===== Dataset records =====

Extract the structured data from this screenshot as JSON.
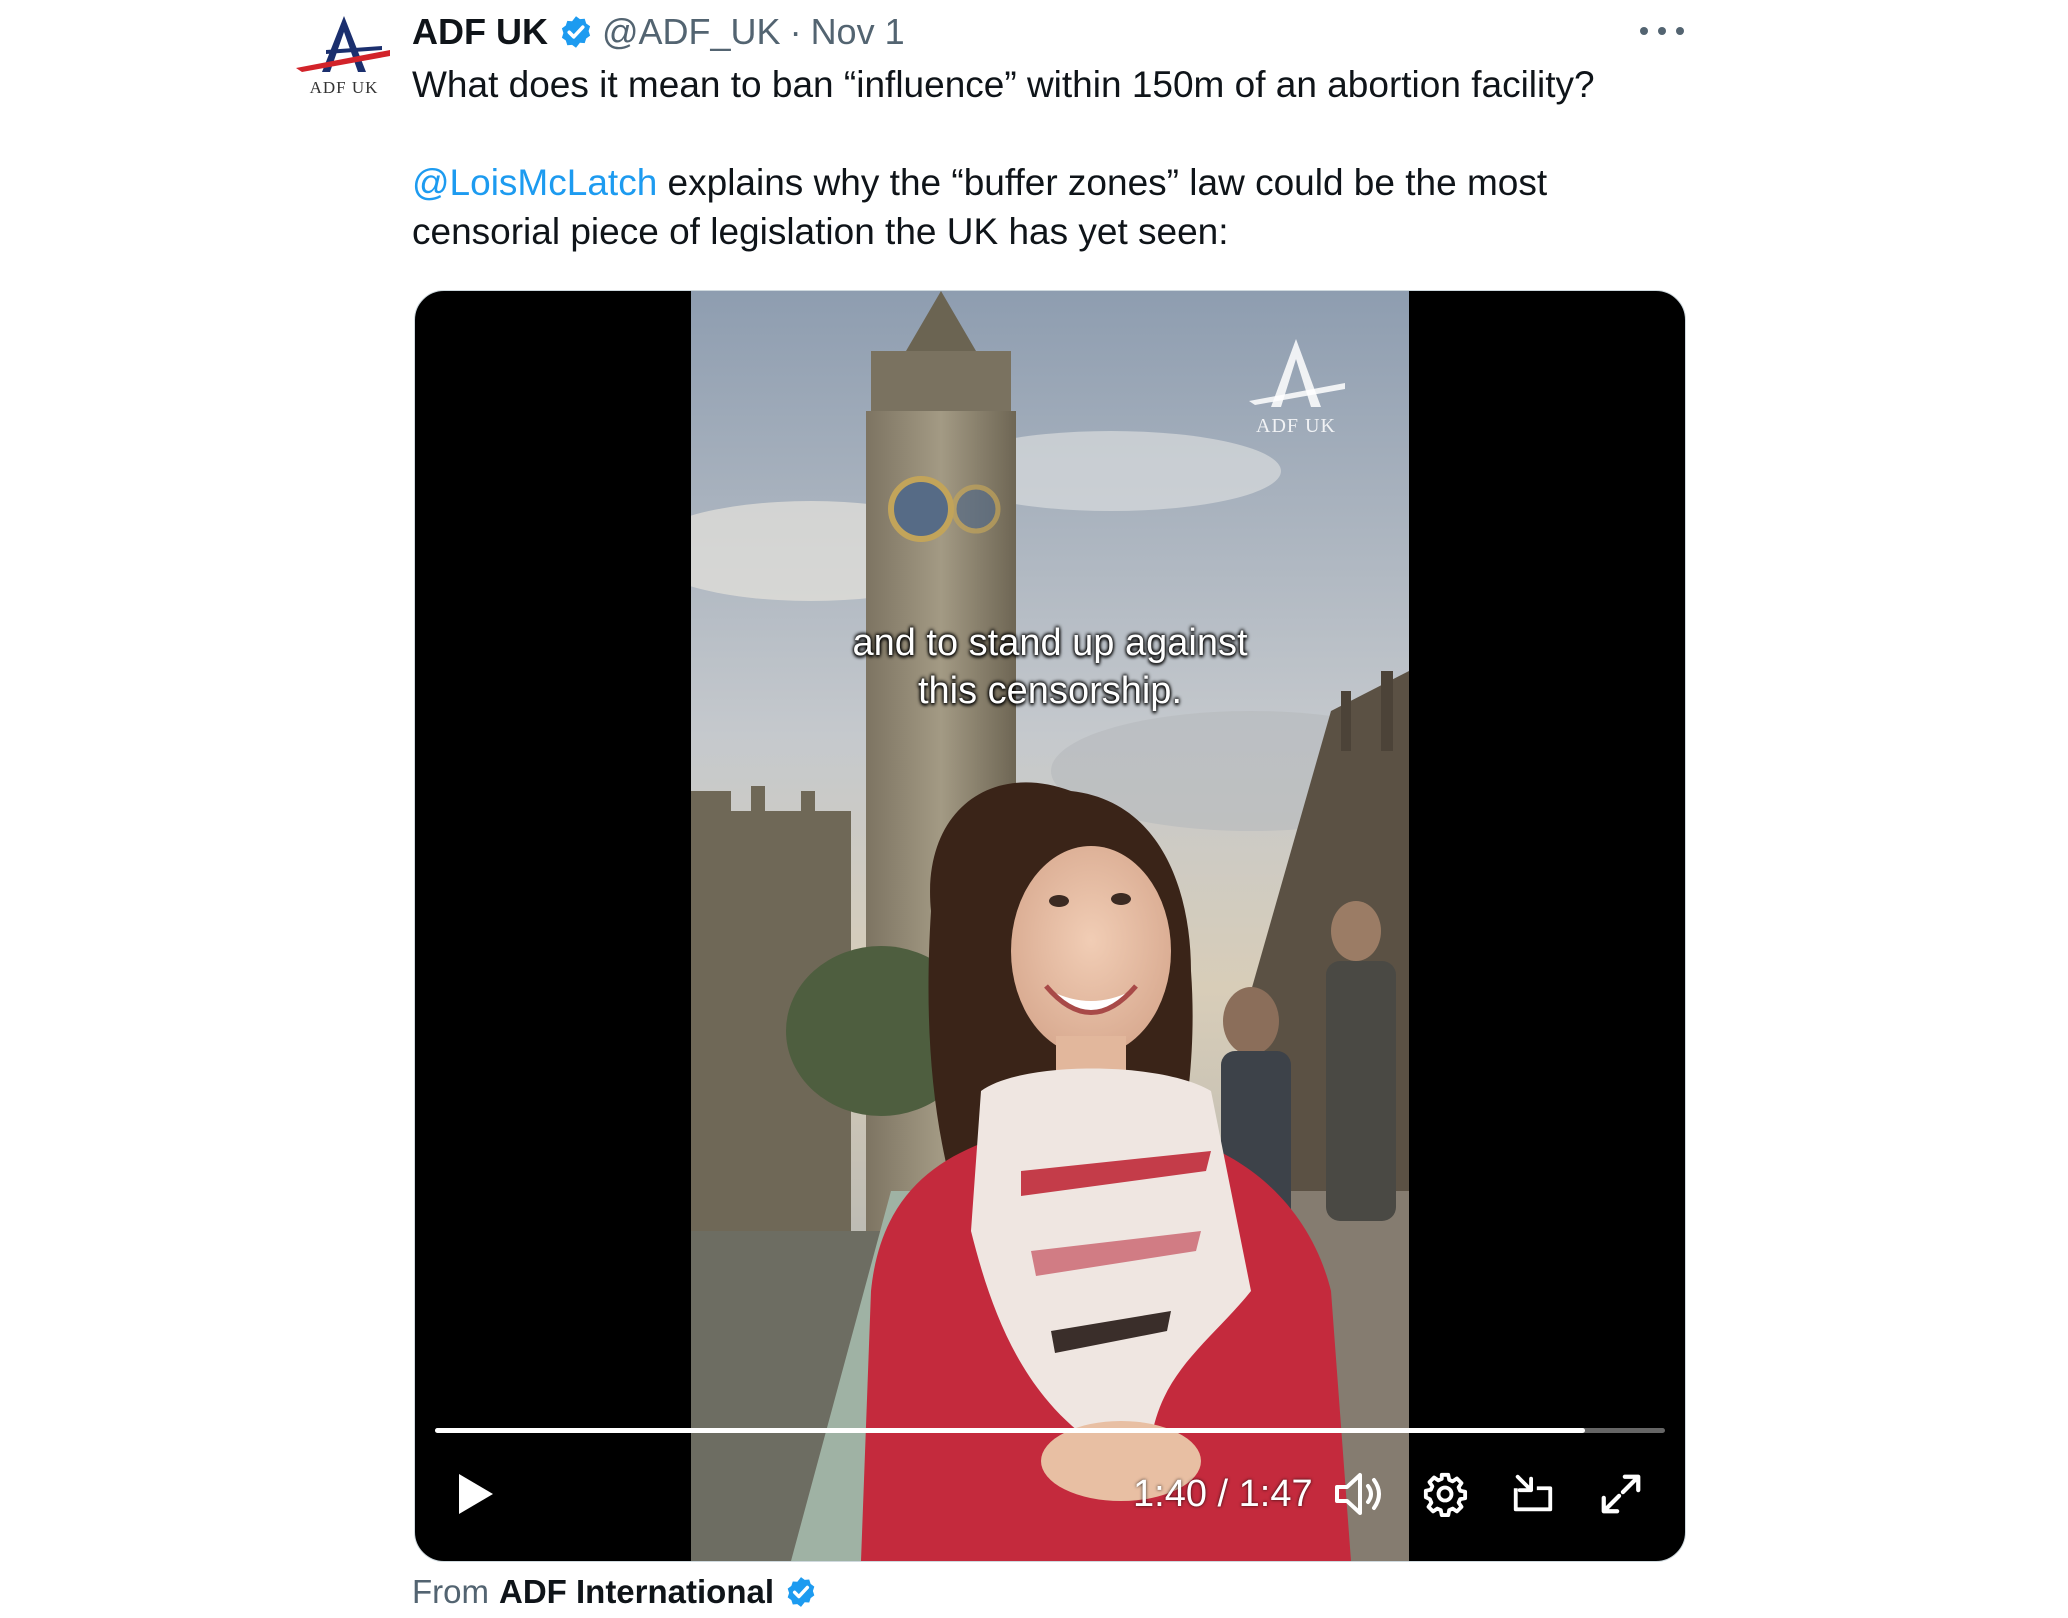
{
  "tweet": {
    "avatar": {
      "icon": "adf-uk-logo",
      "label": "ADF UK"
    },
    "display_name": "ADF UK",
    "handle": "@ADF_UK",
    "separator": "·",
    "date": "Nov 1",
    "text_line1": "What does it mean to ban “influence” within 150m of an abortion facility?",
    "mention": "@LoisMcLatch",
    "text_line2_rest": " explains why the “buffer zones” law could be the most",
    "text_line3": "censorial piece of legislation the UK has yet seen:"
  },
  "video": {
    "watermark": "ADF UK",
    "caption_line1": "and to stand up against",
    "caption_line2": "this censorship.",
    "current_time": "1:40",
    "time_separator": " / ",
    "duration": "1:47",
    "progress_fraction": 0.935,
    "controls": [
      "play-icon",
      "volume-icon",
      "settings-gear-icon",
      "dock-icon",
      "fullscreen-icon"
    ]
  },
  "footer": {
    "from_label": "From",
    "from_name": "ADF International"
  },
  "colors": {
    "link": "#1d9bf0",
    "verified": "#1d9bf0",
    "muted": "#536471"
  }
}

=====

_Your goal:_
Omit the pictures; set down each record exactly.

_Your solution:_
Extract the structured data from this screenshot as JSON.
{
  "tweet": {
    "avatar": {
      "icon": "adf-uk-logo",
      "label": "ADF UK"
    },
    "display_name": "ADF UK",
    "handle": "@ADF_UK",
    "separator": "·",
    "date": "Nov 1",
    "text_line1": "What does it mean to ban “influence” within 150m of an abortion facility?",
    "mention": "@LoisMcLatch",
    "text_line2_rest": " explains why the “buffer zones” law could be the most",
    "text_line3": "censorial piece of legislation the UK has yet seen:"
  },
  "video": {
    "watermark": "ADF UK",
    "caption_line1": "and to stand up against",
    "caption_line2": "this censorship.",
    "current_time": "1:40",
    "time_separator": " / ",
    "duration": "1:47",
    "progress_fraction": 0.935,
    "controls": [
      "play-icon",
      "volume-icon",
      "settings-gear-icon",
      "dock-icon",
      "fullscreen-icon"
    ]
  },
  "footer": {
    "from_label": "From",
    "from_name": "ADF International"
  },
  "colors": {
    "link": "#1d9bf0",
    "verified": "#1d9bf0",
    "muted": "#536471"
  }
}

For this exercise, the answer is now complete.